Like all touring, this loop has its demands.  The climbing is big and remote, so you have to be fit and prepared for fixing any problems that might arise--no bike shops except in Bishop and a long way between services.  Temperatures in the Owen's Valley can be extreme in the summer, frequently topping 100 deg. F.  I suggest doing this route in late spring or the fall when valley temps are in the 70's to low 80's.  As noted, be prepared for sub-freezing nights, but the days will be delightful.

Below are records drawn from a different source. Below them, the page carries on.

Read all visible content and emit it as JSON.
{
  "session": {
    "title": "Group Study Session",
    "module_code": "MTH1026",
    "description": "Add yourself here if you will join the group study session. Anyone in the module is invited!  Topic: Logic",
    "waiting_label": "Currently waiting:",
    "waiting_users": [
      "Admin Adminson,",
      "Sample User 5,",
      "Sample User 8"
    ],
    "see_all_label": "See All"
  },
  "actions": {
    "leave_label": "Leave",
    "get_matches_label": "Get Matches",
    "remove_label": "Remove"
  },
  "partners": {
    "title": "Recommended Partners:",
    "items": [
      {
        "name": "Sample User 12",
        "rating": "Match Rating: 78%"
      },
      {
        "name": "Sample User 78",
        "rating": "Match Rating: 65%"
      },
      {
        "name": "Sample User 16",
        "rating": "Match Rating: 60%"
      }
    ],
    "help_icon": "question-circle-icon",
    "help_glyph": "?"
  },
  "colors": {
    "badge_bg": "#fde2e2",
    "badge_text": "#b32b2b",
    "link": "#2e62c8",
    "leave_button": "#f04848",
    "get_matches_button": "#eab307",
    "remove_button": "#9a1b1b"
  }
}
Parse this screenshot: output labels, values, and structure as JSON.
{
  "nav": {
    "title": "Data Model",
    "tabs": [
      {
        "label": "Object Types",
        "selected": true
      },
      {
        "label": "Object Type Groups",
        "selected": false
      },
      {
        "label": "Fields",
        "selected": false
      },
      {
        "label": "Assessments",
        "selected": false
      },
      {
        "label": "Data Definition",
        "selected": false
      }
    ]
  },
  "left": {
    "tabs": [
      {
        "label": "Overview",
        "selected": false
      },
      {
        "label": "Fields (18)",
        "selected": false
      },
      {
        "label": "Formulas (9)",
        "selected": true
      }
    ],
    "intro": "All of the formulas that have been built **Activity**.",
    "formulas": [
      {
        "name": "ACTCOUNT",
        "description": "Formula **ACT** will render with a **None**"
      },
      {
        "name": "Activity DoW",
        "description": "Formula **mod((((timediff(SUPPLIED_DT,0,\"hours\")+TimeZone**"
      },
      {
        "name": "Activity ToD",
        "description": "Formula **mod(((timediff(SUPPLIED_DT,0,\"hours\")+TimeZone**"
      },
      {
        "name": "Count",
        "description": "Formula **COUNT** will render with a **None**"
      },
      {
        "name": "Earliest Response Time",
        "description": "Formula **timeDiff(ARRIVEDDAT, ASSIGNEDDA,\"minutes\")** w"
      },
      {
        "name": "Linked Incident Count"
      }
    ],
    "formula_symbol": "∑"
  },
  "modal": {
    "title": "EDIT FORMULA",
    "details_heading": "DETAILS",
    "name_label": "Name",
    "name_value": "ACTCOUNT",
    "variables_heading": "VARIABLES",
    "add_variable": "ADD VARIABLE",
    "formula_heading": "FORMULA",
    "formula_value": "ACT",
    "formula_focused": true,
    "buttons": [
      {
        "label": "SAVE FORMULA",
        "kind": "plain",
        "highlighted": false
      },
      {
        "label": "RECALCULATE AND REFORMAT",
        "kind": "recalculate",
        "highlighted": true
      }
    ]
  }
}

We pedaled in the counterclockwise direction, thinking to get the long, boring stretch out of the way first.  Well, we did, but we suffered, too.  The winds tend to be out of the north, so that long, boring section is likely to be longer and more trying because of it.  I want to do this loop again, but we'll tackle it clockwise.  This has some advantages and drawbacks.  You DO have to battle the huge climb out of Bishop first off, which can be daunting, but it has the benefit of a generally moderate grade and beautiful curving route and a nice stretch along Lower Rock Creek for cooling off and general beauty ogling.  The run from Lee Vining to Benton Hot Springs will be definitely easier with better grades and--dig this--about a thousand feet less climbing!  You'll roll into the hot springs on a screaming downhill with great views.  The last day will be almost all downhill to Bishop and over quickly. 

Oh, and DEFINITELY get reservations at Benton Hot Springs.  We got the last site, and that was for a Monday night.  Plan ahead. 

Gear Talk Corner:

As you can see, we ride a weird rig, and this compounded our challenges quite a bit.  Lighter rigs would make the going easier for sure!  We'll try it on single trikes next time.  One of my favorite pieces of kit was the stove, an Optimus stove featured in the cooking shot above.  The current model is called the Optifuel, and I can't recommend it highly enough.  Key to long distance touring is fuel availability, and this pup burns virtually anything and does very well on unleaded gasoline--cheap and everywhere.  It simmers very well, too.

Well, that's it for this installment of our touring madness.  Get out and get wild.  Life is short.